WHAT YOU SHOULD DO: In the entries below, find each line where the word "label" appears and give only the total count of such lines.

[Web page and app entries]
- - - - -
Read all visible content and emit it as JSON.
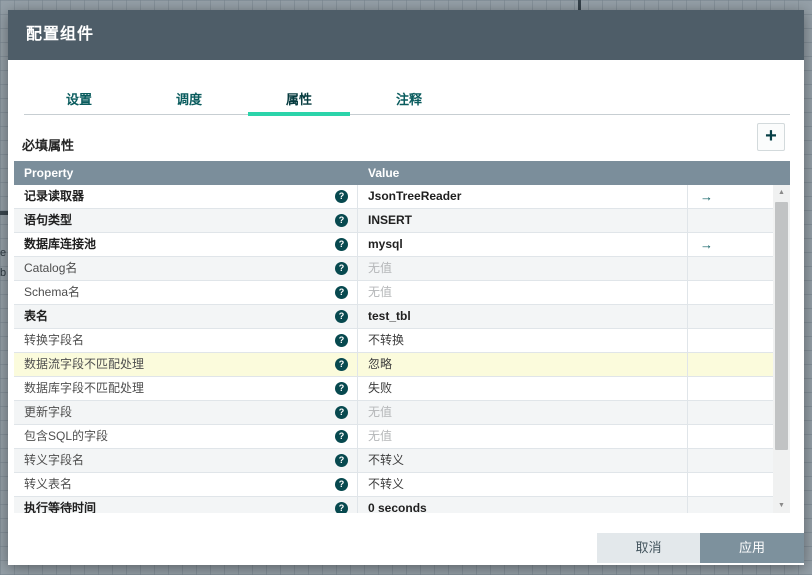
{
  "window": {
    "title": "配置组件"
  },
  "tabs": [
    {
      "id": "settings",
      "label": "设置",
      "active": false
    },
    {
      "id": "scheduling",
      "label": "调度",
      "active": false
    },
    {
      "id": "properties",
      "label": "属性",
      "active": true
    },
    {
      "id": "comments",
      "label": "注释",
      "active": false
    }
  ],
  "section": {
    "label": "必填属性",
    "add_button": "+"
  },
  "table": {
    "headers": [
      "Property",
      "Value"
    ],
    "rows": [
      {
        "name": "记录读取器",
        "bold": true,
        "value": "JsonTreeReader",
        "value_bold": true,
        "muted": false,
        "arrow": true,
        "highlight": false
      },
      {
        "name": "语句类型",
        "bold": true,
        "value": "INSERT",
        "value_bold": true,
        "muted": false,
        "arrow": false,
        "highlight": false
      },
      {
        "name": "数据库连接池",
        "bold": true,
        "value": "mysql",
        "value_bold": true,
        "muted": false,
        "arrow": true,
        "highlight": false
      },
      {
        "name": "Catalog名",
        "bold": false,
        "value": "无值",
        "value_bold": false,
        "muted": true,
        "arrow": false,
        "highlight": false
      },
      {
        "name": "Schema名",
        "bold": false,
        "value": "无值",
        "value_bold": false,
        "muted": true,
        "arrow": false,
        "highlight": false
      },
      {
        "name": "表名",
        "bold": true,
        "value": "test_tbl",
        "value_bold": true,
        "muted": false,
        "arrow": false,
        "highlight": false
      },
      {
        "name": "转换字段名",
        "bold": false,
        "value": "不转换",
        "value_bold": false,
        "muted": false,
        "arrow": false,
        "highlight": false
      },
      {
        "name": "数据流字段不匹配处理",
        "bold": false,
        "value": "忽略",
        "value_bold": false,
        "muted": false,
        "arrow": false,
        "highlight": true
      },
      {
        "name": "数据库字段不匹配处理",
        "bold": false,
        "value": "失败",
        "value_bold": false,
        "muted": false,
        "arrow": false,
        "highlight": false
      },
      {
        "name": "更新字段",
        "bold": false,
        "value": "无值",
        "value_bold": false,
        "muted": true,
        "arrow": false,
        "highlight": false
      },
      {
        "name": "包含SQL的字段",
        "bold": false,
        "value": "无值",
        "value_bold": false,
        "muted": true,
        "arrow": false,
        "highlight": false
      },
      {
        "name": "转义字段名",
        "bold": false,
        "value": "不转义",
        "value_bold": false,
        "muted": false,
        "arrow": false,
        "highlight": false
      },
      {
        "name": "转义表名",
        "bold": false,
        "value": "不转义",
        "value_bold": false,
        "muted": false,
        "arrow": false,
        "highlight": false
      },
      {
        "name": "执行等待时间",
        "bold": true,
        "value": "0 seconds",
        "value_bold": true,
        "muted": false,
        "arrow": false,
        "highlight": false
      }
    ]
  },
  "icons": {
    "help": "?",
    "arrow": "→",
    "add": "+",
    "scroll_up": "▲",
    "scroll_down": "▼"
  },
  "buttons": {
    "cancel": "取消",
    "apply": "应用"
  },
  "canvas_fragments": [
    "e",
    "b"
  ],
  "colors": {
    "dialog_header_bg": "#4e5d68",
    "table_header_bg": "#7b8e9b",
    "accent_teal": "#2bd4aa",
    "primary_teal": "#07494f",
    "highlight_row": "#fbfbdc",
    "alt_row": "#f3f5f6",
    "apply_button_bg": "#7d919d",
    "cancel_button_bg": "#e3e8eb",
    "backdrop": "#95a0a8"
  }
}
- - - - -
RESPONSE: 5